rhoCp*V *dT/dt = -k/th * S ( T - T_exterior)
- rhoCp: density times specific heat capacity of the storage material
- k: thermal conductivity of the insulation layer
- th: thickness of the insulation layer
- V and S are the Volume and Surface of the tank
the solution is T(t) = T0 exp(-t/tau) where tau is the decay time:
tau = k/rhoCp * S/( V * th )
thus the S/V ratio
@Pascal-Ramsey I think there are 3 core challenges that prevent STES leverage on an individual property level,
a) Most ground source heat pumps, involve tearing up a fairly large area of your property to install the ground loop under, people don't want to see their entire lawn shredded and you need to get heavy machinery like a digger onsite. Potentially this is where BTES could come in.
b) No one has figured out the best way to capture the sun's heat in the summer for pumping underground. Evacuated solar tubes are expensive and may not be needed - you need to trade this off against cost, so you need to figure out how to make a cost-efficient solar thermal collector for the task.
c) Hooking this up to an existing properties' heating infrastructure, so this is the real challenge if homes are using water-based conductive heating (e.g. underfloor hot water pipes) or hot air you need to build 'integrations' for each of these different methods.
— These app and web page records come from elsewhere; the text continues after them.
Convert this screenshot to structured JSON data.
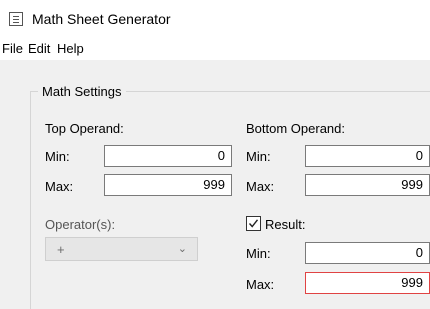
{
  "window": {
    "title": "Math Sheet Generator",
    "icon": "calculator-sheet-icon"
  },
  "menu": {
    "items": [
      "File",
      "Edit",
      "Help"
    ]
  },
  "settings": {
    "group_title": "Math Settings",
    "top_operand": {
      "label": "Top Operand:",
      "min_label": "Min:",
      "min_value": "0",
      "max_label": "Max:",
      "max_value": "999"
    },
    "bottom_operand": {
      "label": "Bottom Operand:",
      "min_label": "Min:",
      "min_value": "0",
      "max_label": "Max:",
      "max_value": "999"
    },
    "operators": {
      "label": "Operator(s):",
      "selected": "+",
      "icon": "chevron-down-icon"
    },
    "result": {
      "label": "Result:",
      "checked": true,
      "min_label": "Min:",
      "min_value": "0",
      "max_label": "Max:",
      "max_value": "999",
      "max_error_color": "#e04343"
    }
  }
}
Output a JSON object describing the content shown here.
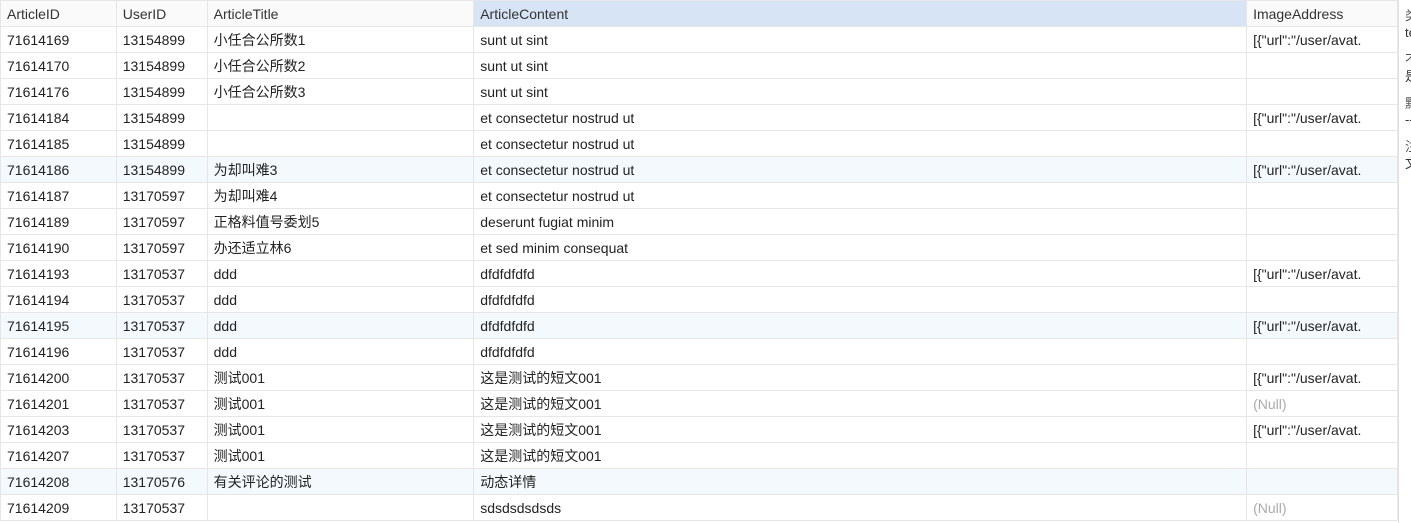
{
  "columns": [
    {
      "key": "ArticleID",
      "label": "ArticleID",
      "numeric": true
    },
    {
      "key": "UserID",
      "label": "UserID",
      "numeric": true
    },
    {
      "key": "ArticleTitle",
      "label": "ArticleTitle",
      "numeric": false
    },
    {
      "key": "ArticleContent",
      "label": "ArticleContent",
      "numeric": false,
      "selected": true
    },
    {
      "key": "ImageAddress",
      "label": "ImageAddress",
      "numeric": false
    }
  ],
  "rows": [
    {
      "ArticleID": "71614169",
      "UserID": "13154899",
      "ArticleTitle": "小任合公所数1",
      "ArticleContent": "sunt ut sint",
      "ImageAddress": "[{\"url\":\"/user/avat."
    },
    {
      "ArticleID": "71614170",
      "UserID": "13154899",
      "ArticleTitle": "小任合公所数2",
      "ArticleContent": "sunt ut sint",
      "ImageAddress": ""
    },
    {
      "ArticleID": "71614176",
      "UserID": "13154899",
      "ArticleTitle": "小任合公所数3",
      "ArticleContent": "sunt ut sint",
      "ImageAddress": ""
    },
    {
      "ArticleID": "71614184",
      "UserID": "13154899",
      "ArticleTitle": "",
      "ArticleContent": "et consectetur nostrud ut",
      "ImageAddress": "[{\"url\":\"/user/avat."
    },
    {
      "ArticleID": "71614185",
      "UserID": "13154899",
      "ArticleTitle": "",
      "ArticleContent": "et consectetur nostrud ut",
      "ImageAddress": ""
    },
    {
      "ArticleID": "71614186",
      "UserID": "13154899",
      "ArticleTitle": "为却叫难3",
      "ArticleContent": "et consectetur nostrud ut",
      "ImageAddress": "[{\"url\":\"/user/avat."
    },
    {
      "ArticleID": "71614187",
      "UserID": "13170597",
      "ArticleTitle": "为却叫难4",
      "ArticleContent": "et consectetur nostrud ut",
      "ImageAddress": ""
    },
    {
      "ArticleID": "71614189",
      "UserID": "13170597",
      "ArticleTitle": "正格料值号委划5",
      "ArticleContent": "deserunt fugiat minim",
      "ImageAddress": ""
    },
    {
      "ArticleID": "71614190",
      "UserID": "13170597",
      "ArticleTitle": "办还适立林6",
      "ArticleContent": "et sed minim consequat",
      "ImageAddress": ""
    },
    {
      "ArticleID": "71614193",
      "UserID": "13170537",
      "ArticleTitle": "ddd",
      "ArticleContent": "dfdfdfdfd",
      "ImageAddress": "[{\"url\":\"/user/avat."
    },
    {
      "ArticleID": "71614194",
      "UserID": "13170537",
      "ArticleTitle": "ddd",
      "ArticleContent": "dfdfdfdfd",
      "ImageAddress": ""
    },
    {
      "ArticleID": "71614195",
      "UserID": "13170537",
      "ArticleTitle": "ddd",
      "ArticleContent": "dfdfdfdfd",
      "ImageAddress": "[{\"url\":\"/user/avat."
    },
    {
      "ArticleID": "71614196",
      "UserID": "13170537",
      "ArticleTitle": "ddd",
      "ArticleContent": "dfdfdfdfd",
      "ImageAddress": ""
    },
    {
      "ArticleID": "71614200",
      "UserID": "13170537",
      "ArticleTitle": "测试001",
      "ArticleContent": "这是测试的短文001",
      "ImageAddress": "[{\"url\":\"/user/avat."
    },
    {
      "ArticleID": "71614201",
      "UserID": "13170537",
      "ArticleTitle": "测试001",
      "ArticleContent": "这是测试的短文001",
      "ImageAddress": "(Null)",
      "ImageNull": true
    },
    {
      "ArticleID": "71614203",
      "UserID": "13170537",
      "ArticleTitle": "测试001",
      "ArticleContent": "这是测试的短文001",
      "ImageAddress": "[{\"url\":\"/user/avat."
    },
    {
      "ArticleID": "71614207",
      "UserID": "13170537",
      "ArticleTitle": "测试001",
      "ArticleContent": "这是测试的短文001",
      "ImageAddress": ""
    },
    {
      "ArticleID": "71614208",
      "UserID": "13170576",
      "ArticleTitle": "有关评论的测试",
      "ArticleContent": "动态详情",
      "ImageAddress": ""
    },
    {
      "ArticleID": "71614209",
      "UserID": "13170537",
      "ArticleTitle": "",
      "ArticleContent": "sdsdsdsdsds",
      "ImageAddress": "(Null)",
      "ImageNull": true
    }
  ],
  "alt_rows": [
    5,
    11,
    17
  ],
  "info_panel": {
    "items": [
      {
        "label": "类",
        "value": "te"
      },
      {
        "label": "不",
        "value": "是"
      },
      {
        "label": "默",
        "value": "--"
      },
      {
        "label": "注",
        "value": "文"
      }
    ]
  }
}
Overall, one reason that this isn't being leveraged more is that a lot of the world uses natural gas to heat water to heat their home and the cost is so low, there's not a very incentive to switch. The cost of STES has to be really low to make sense for most people.
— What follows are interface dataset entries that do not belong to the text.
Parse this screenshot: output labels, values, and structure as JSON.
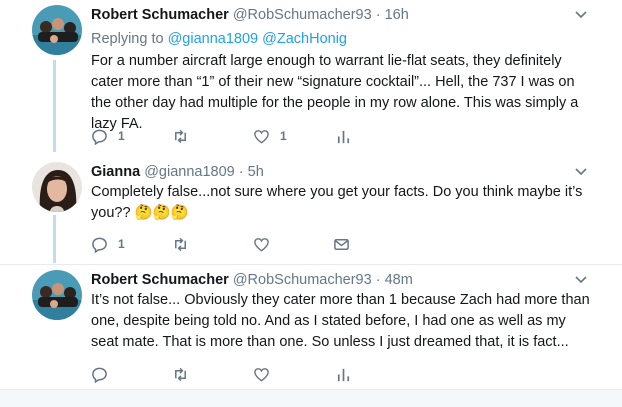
{
  "tweets": [
    {
      "name": "Robert Schumacher",
      "handle": "@RobSchumacher93",
      "time": "16h",
      "replying_label": "Replying to",
      "replying_to": [
        "@gianna1809",
        "@ZachHonig"
      ],
      "text": "For a number aircraft large enough to warrant lie-flat seats, they definitely cater more than “1” of their new “signature cocktail”...  Hell, the 737 I was on the other day had multiple for the people in my row alone.  This was simply a lazy FA.",
      "reply_count": "1",
      "retweet_count": "",
      "like_count": "1",
      "fourth_action": "analytics-icon"
    },
    {
      "name": "Gianna",
      "handle": "@gianna1809",
      "time": "5h",
      "text": "Completely false...not sure where you get your facts. Do you think maybe it’s you??",
      "emoji": "🤔🤔🤔",
      "reply_count": "1",
      "retweet_count": "",
      "like_count": "",
      "fourth_action": "envelope-icon"
    },
    {
      "name": "Robert Schumacher",
      "handle": "@RobSchumacher93",
      "time": "48m",
      "text": "It’s not false...  Obviously they cater more than 1 because Zach had more than one, despite being told no.  And as I stated before, I had one as well as my seat mate.  That is more than one.  So unless I just dreamed that, it is fact...",
      "reply_count": "",
      "retweet_count": "",
      "like_count": "",
      "fourth_action": "analytics-icon"
    }
  ],
  "separator": "·",
  "colors": {
    "icon": "#657786",
    "link": "#1da1f2",
    "thread_line": "#c4dbeb",
    "divider": "#e6ecf0"
  }
}
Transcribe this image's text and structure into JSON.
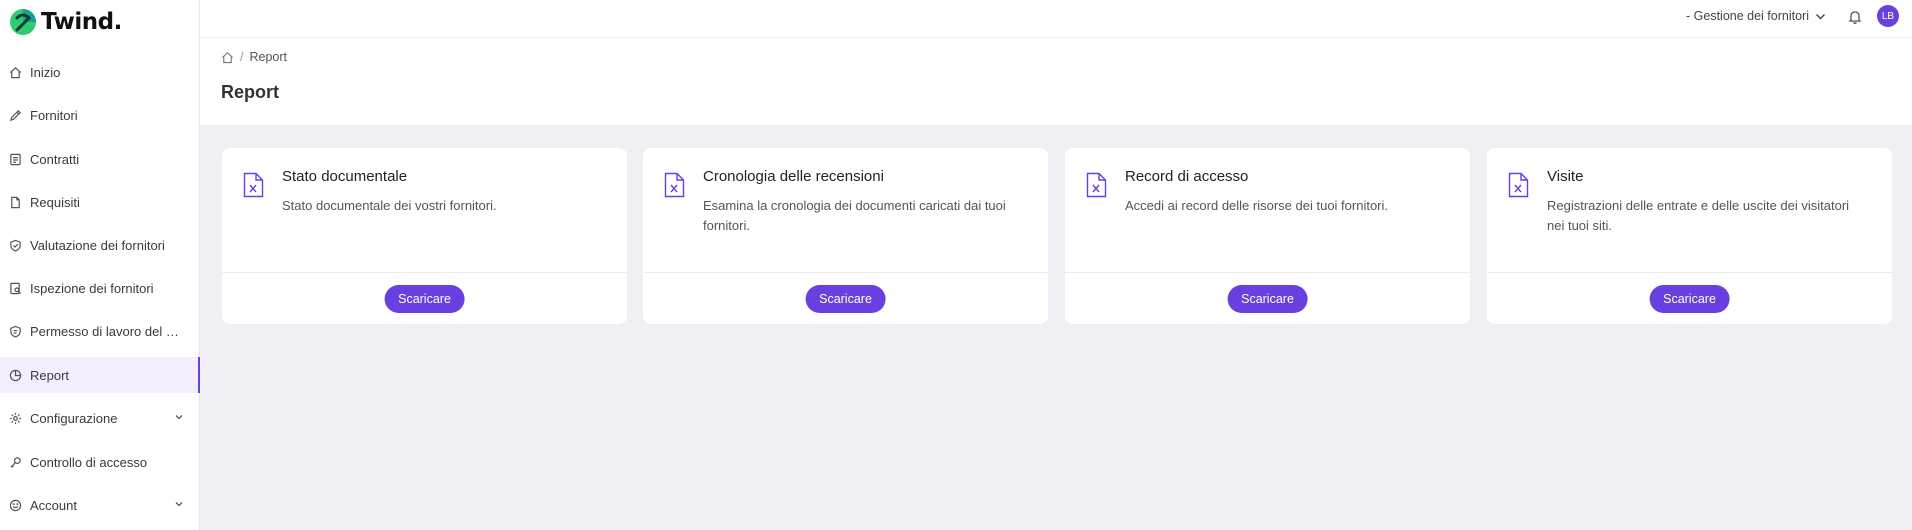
{
  "app": {
    "logo_text": "Twind."
  },
  "sidebar": {
    "items": [
      {
        "label": "Inizio",
        "icon": "home-icon"
      },
      {
        "label": "Fornitori",
        "icon": "pen-icon"
      },
      {
        "label": "Contratti",
        "icon": "contract-icon"
      },
      {
        "label": "Requisiti",
        "icon": "document-icon"
      },
      {
        "label": "Valutazione dei fornitori",
        "icon": "shield-check-icon"
      },
      {
        "label": "Ispezione dei fornitori",
        "icon": "inspection-icon"
      },
      {
        "label": "Permesso di lavoro del fornitore",
        "icon": "permit-shield-icon"
      },
      {
        "label": "Report",
        "icon": "chart-pie-icon",
        "active": true
      },
      {
        "label": "Configurazione",
        "icon": "gear-icon",
        "expandable": true
      },
      {
        "label": "Controllo di accesso",
        "icon": "key-icon"
      },
      {
        "label": "Account",
        "icon": "smile-icon",
        "expandable": true
      }
    ]
  },
  "topbar": {
    "org_selector": "- Gestione dei fornitori",
    "avatar_initials": "LB"
  },
  "header": {
    "breadcrumb_current": "Report",
    "title": "Report"
  },
  "cards": [
    {
      "title": "Stato documentale",
      "description": "Stato documentale dei vostri fornitori.",
      "button": "Scaricare"
    },
    {
      "title": "Cronologia delle recensioni",
      "description": "Esamina la cronologia dei documenti caricati dai tuoi fornitori.",
      "button": "Scaricare"
    },
    {
      "title": "Record di accesso",
      "description": "Accedi ai record delle risorse dei tuoi fornitori.",
      "button": "Scaricare"
    },
    {
      "title": "Visite",
      "description": "Registrazioni delle entrate e delle uscite dei visitatori nei tuoi siti.",
      "button": "Scaricare"
    }
  ],
  "colors": {
    "accent": "#6a3fe0",
    "logo_green": "#2ecc71",
    "background": "#f0f0f4"
  }
}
I found an interesting video of a private person installation here: https://www.youtube.com/watch?v=7PXfvfZ-b-o&t=222s
@xdze2 The more research I have done, the more I am moving away from the idea of storing the heat in a liquid or a phase change material, it adds a level of extra cost and maintenance to the system that I think just won't pay off in the end. There is another company I found trying to do this : https://www.ecovat.eu/ecovat/operation-principles/?lang=en
I am thinking more and more that the storage of the heat in the soil itself is the simplest and most effective thing to do. Charging the soil up in the beginning and then recharging it every year. Like these guys suggest :
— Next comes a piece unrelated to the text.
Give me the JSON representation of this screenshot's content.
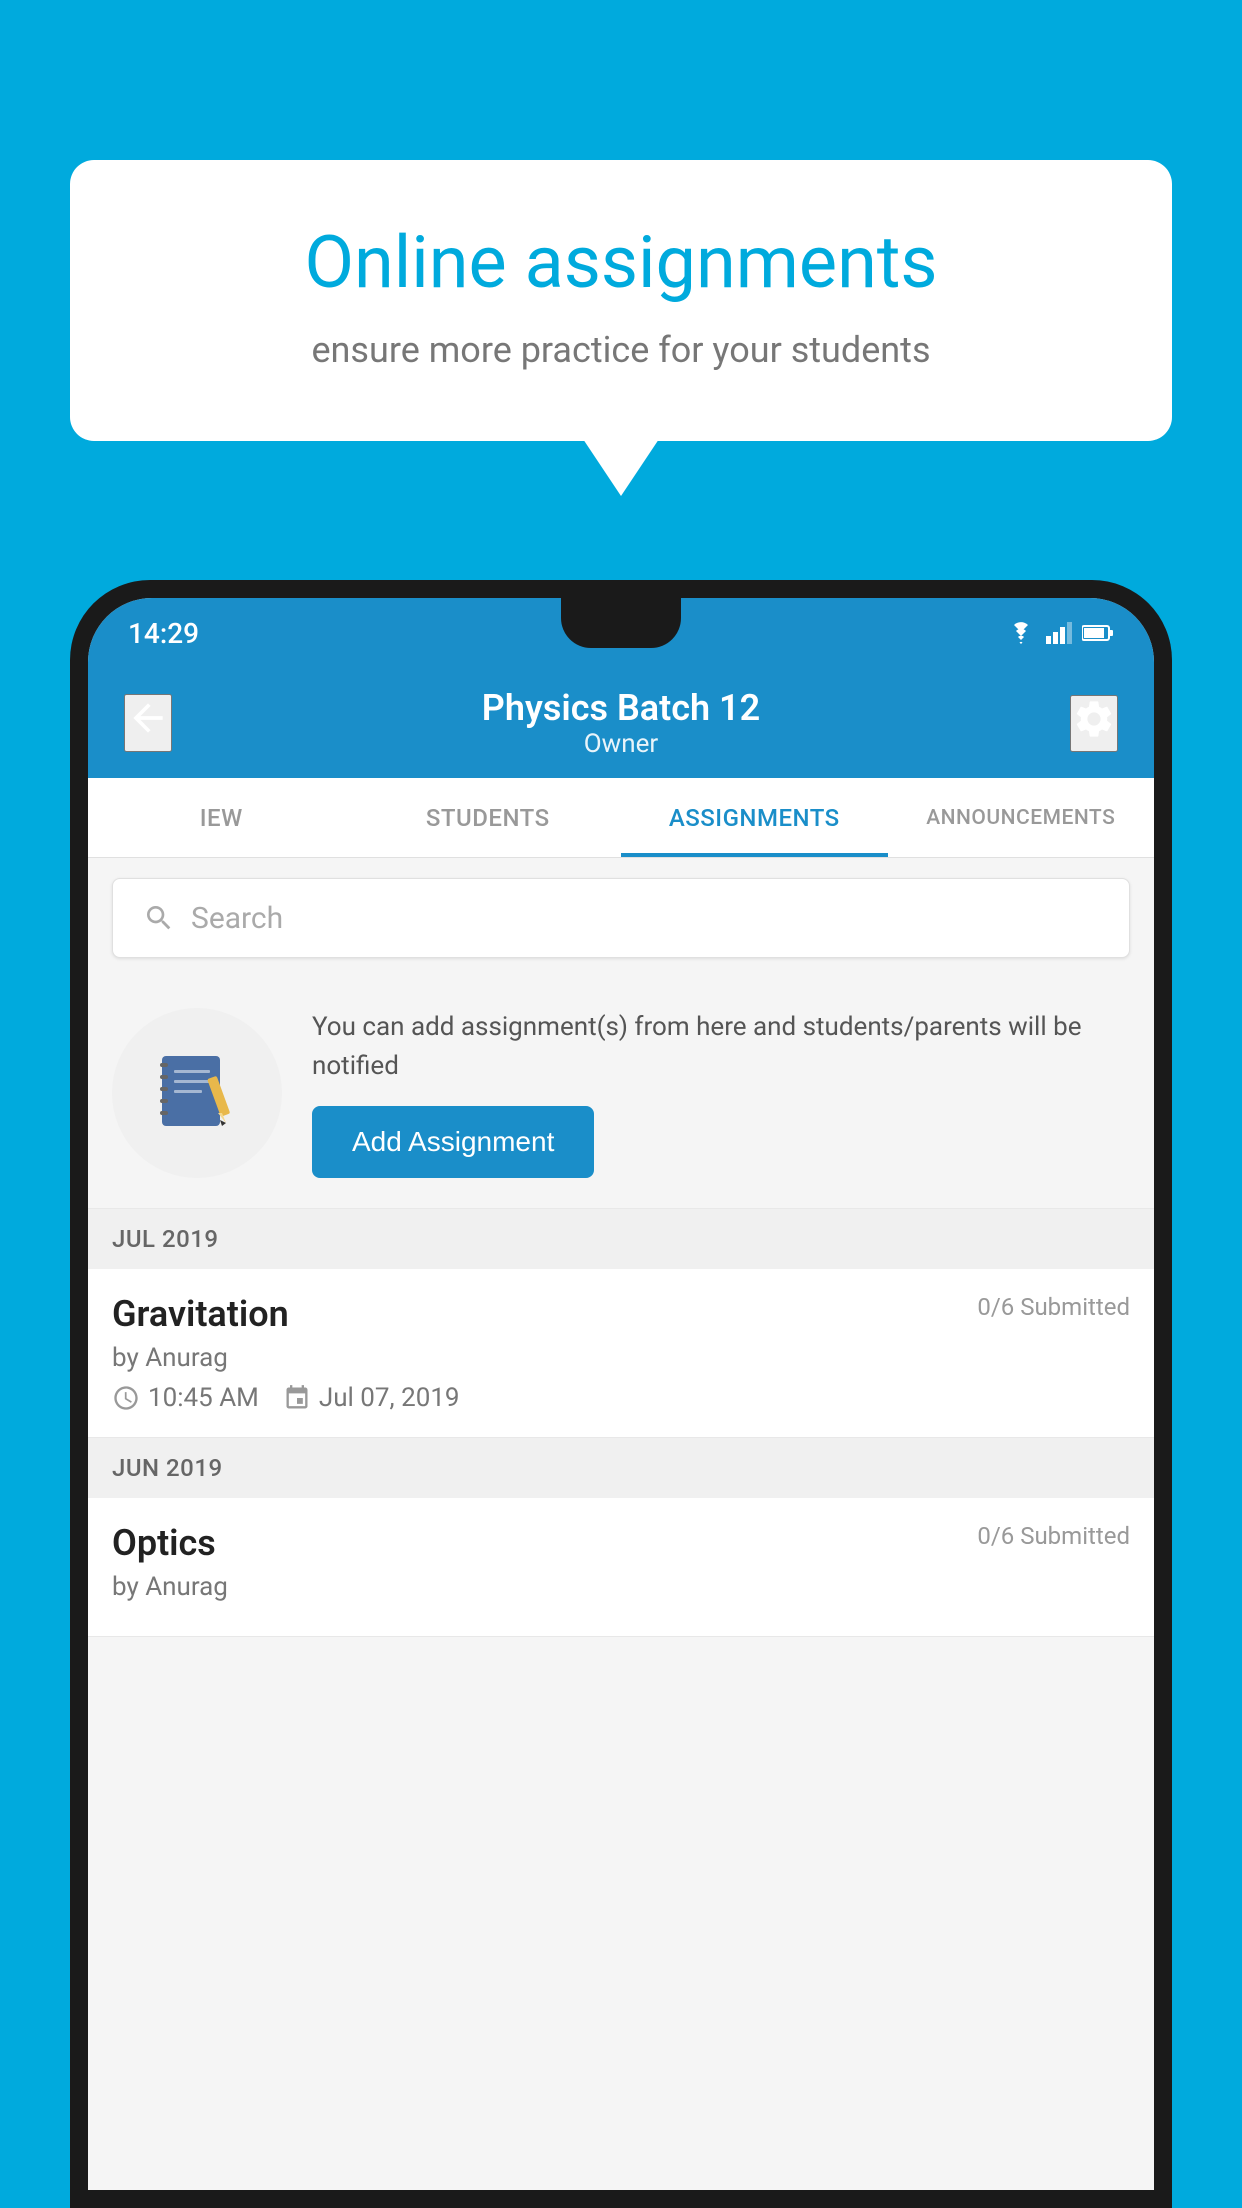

@Simon-Shepard I agree with you that direct storage in soil is a simpler solution, nevertheless the reasoning about the ratio surface over volume is similar... I think the next problem is about geology, type of soil, permeability... which I know nothing about
it make me thinking about another startup I have seen some years ago: https://alacaes.com/
the idea is to use compressed air to store energy, but because heat is generated during compression, in order to increase efficiency there is also a heat storage system included (I think by circulating the hot air through a rock bed). They plan to use existing cavity in mountain, like cave or old tunnel...
@xdze2 That's an interesting link - thanks. I also wondered about compressed air storage, Low tech engineering blog did quite a good article about it a while back : https://www.lowtechmagazine.com/compressed-air/
Eric Chaves last edited by
I'm not actively working on this tech, but I've read just a little bit and it sounds like it's very cost-effective.
Check out what Princeton University is implementing on their campus.
Ted Borer - Energy Plant Directory at Princeton University. See video at 1:25.
Thanks for the shout out @Eric-Vanular. My research into UPHS has now led to a company called Terrament. In the near term we're actually focusing on solid-mass underground gravity storage instead of UPHS -- just because it's easier to start with. Here's our latest semi-public slide deck if anyone wants to check it out.
thanks for the video link, really interesting to see that Princeton is also following the same line of thought.
Also good luck with Terrament, I think it's a great technology to pursue and could be a vital part of our renewable energy storage landscape. If only there was a way to create an efficient smaller home version, I'd be up for prototyping it in my backyard - I spent some time researching hydraulic accumulators to see if I could think of a way to use one to easily/losslessly store energy, but I couldn't come up with a way to make it work.